_Your objective_
Copy each line from the entries that the word "this" appears in.

_Extracted data_
********************

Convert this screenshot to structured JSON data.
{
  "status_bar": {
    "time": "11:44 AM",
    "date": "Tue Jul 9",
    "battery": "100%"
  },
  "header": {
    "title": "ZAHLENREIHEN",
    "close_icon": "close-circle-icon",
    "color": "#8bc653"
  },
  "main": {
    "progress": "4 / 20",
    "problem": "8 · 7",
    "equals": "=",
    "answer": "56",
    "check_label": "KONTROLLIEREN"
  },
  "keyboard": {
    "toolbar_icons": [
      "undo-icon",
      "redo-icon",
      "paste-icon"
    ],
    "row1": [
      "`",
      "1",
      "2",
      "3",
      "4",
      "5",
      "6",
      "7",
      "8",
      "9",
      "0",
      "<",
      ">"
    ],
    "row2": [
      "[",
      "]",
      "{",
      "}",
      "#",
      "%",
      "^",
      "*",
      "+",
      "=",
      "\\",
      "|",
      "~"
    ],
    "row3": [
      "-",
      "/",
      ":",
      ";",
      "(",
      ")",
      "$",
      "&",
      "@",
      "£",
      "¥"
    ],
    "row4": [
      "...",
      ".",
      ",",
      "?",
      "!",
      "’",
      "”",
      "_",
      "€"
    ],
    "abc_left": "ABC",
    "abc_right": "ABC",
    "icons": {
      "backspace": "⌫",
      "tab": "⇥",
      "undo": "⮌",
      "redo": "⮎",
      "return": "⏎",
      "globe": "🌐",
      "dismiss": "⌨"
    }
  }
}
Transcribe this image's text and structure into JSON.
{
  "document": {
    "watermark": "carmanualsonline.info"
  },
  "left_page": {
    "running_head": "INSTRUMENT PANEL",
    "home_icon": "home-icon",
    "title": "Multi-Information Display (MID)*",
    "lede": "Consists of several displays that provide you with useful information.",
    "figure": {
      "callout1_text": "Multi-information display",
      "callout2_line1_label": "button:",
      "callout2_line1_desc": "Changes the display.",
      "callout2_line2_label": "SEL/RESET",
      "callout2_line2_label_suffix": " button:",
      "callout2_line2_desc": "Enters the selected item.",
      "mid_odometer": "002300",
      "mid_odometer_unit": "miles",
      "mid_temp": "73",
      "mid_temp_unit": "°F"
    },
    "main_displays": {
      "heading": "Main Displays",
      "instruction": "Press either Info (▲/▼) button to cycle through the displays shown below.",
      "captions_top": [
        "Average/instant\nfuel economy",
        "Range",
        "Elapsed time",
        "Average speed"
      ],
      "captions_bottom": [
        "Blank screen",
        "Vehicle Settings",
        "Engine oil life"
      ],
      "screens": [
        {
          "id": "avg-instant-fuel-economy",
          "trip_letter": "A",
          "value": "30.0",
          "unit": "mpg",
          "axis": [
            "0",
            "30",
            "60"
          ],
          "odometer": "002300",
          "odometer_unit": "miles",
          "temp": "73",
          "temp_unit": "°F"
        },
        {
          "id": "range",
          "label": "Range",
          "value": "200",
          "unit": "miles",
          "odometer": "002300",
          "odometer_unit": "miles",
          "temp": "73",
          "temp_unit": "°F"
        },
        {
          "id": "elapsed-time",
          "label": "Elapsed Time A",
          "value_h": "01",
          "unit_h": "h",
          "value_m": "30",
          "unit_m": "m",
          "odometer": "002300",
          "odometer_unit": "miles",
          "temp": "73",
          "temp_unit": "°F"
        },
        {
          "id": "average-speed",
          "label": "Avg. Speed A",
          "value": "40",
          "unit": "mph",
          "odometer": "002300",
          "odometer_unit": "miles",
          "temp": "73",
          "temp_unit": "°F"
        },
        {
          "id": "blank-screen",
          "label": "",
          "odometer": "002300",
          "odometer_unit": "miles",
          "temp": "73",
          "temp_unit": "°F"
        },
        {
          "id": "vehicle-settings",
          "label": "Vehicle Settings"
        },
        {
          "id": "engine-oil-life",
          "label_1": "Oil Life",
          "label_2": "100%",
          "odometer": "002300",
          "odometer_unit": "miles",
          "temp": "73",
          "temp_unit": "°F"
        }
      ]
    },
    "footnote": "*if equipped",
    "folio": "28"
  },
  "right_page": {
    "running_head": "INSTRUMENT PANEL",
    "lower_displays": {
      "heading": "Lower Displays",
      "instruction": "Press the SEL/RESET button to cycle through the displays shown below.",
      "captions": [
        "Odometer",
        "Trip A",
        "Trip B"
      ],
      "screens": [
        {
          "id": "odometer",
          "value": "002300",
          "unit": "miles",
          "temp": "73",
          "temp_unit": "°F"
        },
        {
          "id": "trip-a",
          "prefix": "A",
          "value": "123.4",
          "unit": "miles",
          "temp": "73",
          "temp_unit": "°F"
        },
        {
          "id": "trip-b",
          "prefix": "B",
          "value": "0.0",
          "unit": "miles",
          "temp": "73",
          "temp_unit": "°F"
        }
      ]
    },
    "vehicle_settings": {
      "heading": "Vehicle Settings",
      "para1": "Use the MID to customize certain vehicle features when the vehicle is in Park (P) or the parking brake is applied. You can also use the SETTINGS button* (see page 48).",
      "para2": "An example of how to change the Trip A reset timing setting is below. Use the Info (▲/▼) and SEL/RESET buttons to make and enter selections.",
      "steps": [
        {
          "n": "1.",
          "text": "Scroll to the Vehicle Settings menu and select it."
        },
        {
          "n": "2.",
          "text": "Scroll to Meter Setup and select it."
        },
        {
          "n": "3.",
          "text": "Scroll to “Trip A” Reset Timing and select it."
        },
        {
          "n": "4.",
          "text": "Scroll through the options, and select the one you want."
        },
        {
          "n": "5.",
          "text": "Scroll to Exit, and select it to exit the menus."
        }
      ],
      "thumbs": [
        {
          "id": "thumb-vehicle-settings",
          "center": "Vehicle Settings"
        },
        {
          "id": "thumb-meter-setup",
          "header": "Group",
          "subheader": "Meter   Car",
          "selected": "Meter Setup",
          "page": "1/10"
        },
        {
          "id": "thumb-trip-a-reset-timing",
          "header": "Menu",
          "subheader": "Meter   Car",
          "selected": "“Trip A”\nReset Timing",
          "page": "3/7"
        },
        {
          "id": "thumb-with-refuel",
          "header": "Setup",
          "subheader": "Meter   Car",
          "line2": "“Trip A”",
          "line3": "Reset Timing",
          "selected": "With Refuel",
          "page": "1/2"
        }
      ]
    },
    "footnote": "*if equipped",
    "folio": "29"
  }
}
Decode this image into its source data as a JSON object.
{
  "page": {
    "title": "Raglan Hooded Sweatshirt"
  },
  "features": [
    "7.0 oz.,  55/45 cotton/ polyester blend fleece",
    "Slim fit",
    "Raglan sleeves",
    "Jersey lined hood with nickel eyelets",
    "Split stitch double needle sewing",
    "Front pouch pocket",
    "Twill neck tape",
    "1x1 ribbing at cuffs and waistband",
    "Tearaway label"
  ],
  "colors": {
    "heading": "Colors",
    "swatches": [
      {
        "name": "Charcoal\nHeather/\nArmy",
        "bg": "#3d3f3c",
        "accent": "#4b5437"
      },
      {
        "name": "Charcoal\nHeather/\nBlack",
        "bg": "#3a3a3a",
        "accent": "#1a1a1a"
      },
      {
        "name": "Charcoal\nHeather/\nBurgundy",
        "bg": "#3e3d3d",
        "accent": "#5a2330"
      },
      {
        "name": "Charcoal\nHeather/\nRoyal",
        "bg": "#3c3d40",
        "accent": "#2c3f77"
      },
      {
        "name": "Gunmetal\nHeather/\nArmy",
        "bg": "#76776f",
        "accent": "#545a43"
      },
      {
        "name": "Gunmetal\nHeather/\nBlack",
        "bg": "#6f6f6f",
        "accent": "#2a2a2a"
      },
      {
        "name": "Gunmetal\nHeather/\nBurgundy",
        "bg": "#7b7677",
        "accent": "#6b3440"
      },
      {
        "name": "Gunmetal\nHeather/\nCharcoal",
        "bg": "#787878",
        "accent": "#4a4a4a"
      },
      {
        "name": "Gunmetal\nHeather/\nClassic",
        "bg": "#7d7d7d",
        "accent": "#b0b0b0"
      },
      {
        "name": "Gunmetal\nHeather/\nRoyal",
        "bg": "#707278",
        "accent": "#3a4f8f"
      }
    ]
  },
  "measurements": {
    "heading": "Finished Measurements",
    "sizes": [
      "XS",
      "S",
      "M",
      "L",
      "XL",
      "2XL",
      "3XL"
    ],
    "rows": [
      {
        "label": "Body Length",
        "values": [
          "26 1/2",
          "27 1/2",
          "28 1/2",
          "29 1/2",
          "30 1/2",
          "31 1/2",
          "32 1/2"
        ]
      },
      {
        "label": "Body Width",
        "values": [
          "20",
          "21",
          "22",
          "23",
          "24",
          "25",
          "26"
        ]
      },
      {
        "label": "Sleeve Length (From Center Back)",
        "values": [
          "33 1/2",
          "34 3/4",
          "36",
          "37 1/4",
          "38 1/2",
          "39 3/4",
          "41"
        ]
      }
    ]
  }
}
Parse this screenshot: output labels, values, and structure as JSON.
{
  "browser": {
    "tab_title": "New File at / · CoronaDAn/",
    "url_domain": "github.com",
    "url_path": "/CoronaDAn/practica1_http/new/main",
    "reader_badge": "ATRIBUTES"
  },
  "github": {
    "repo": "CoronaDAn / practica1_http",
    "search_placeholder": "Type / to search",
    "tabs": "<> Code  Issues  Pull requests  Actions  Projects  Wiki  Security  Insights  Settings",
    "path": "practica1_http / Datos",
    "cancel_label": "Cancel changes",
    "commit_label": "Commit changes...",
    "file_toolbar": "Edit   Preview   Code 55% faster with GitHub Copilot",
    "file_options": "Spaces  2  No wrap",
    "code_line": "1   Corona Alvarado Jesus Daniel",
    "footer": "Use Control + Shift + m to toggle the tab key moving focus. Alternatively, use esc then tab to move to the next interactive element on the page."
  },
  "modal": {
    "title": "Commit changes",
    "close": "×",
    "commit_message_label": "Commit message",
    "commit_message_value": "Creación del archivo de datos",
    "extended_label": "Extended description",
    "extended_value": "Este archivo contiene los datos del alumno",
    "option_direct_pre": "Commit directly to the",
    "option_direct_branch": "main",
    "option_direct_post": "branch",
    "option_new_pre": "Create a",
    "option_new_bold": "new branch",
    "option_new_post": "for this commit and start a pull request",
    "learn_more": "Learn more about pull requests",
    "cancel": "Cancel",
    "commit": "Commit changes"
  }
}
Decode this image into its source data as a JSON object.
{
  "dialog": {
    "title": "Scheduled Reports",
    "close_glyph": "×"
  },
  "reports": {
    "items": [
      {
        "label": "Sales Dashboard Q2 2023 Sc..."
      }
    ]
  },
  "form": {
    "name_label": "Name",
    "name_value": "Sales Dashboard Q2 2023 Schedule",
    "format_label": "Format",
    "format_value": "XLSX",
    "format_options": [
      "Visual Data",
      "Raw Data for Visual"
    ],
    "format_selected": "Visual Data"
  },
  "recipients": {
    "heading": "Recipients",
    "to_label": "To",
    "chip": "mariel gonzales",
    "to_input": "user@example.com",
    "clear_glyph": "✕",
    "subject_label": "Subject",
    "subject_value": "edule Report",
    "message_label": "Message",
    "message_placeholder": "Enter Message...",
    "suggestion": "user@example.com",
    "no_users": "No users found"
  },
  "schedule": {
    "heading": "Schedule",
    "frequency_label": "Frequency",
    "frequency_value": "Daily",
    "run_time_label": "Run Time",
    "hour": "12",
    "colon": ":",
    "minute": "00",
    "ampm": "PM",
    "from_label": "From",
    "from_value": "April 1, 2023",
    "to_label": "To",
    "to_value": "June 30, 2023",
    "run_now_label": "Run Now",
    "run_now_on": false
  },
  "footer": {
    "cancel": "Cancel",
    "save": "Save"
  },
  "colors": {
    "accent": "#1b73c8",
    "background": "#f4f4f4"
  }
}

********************

_Task response_
Convert this screenshot to structured JSON data.
Transcribe this image's text and structure into JSON.
Decode this image into its source data as a JSON object.
Parse this screenshot: output labels, values, and structure as JSON.
    "option_new_post": "for this commit and start a pull request",
Decode this image into its source data as a JSON object.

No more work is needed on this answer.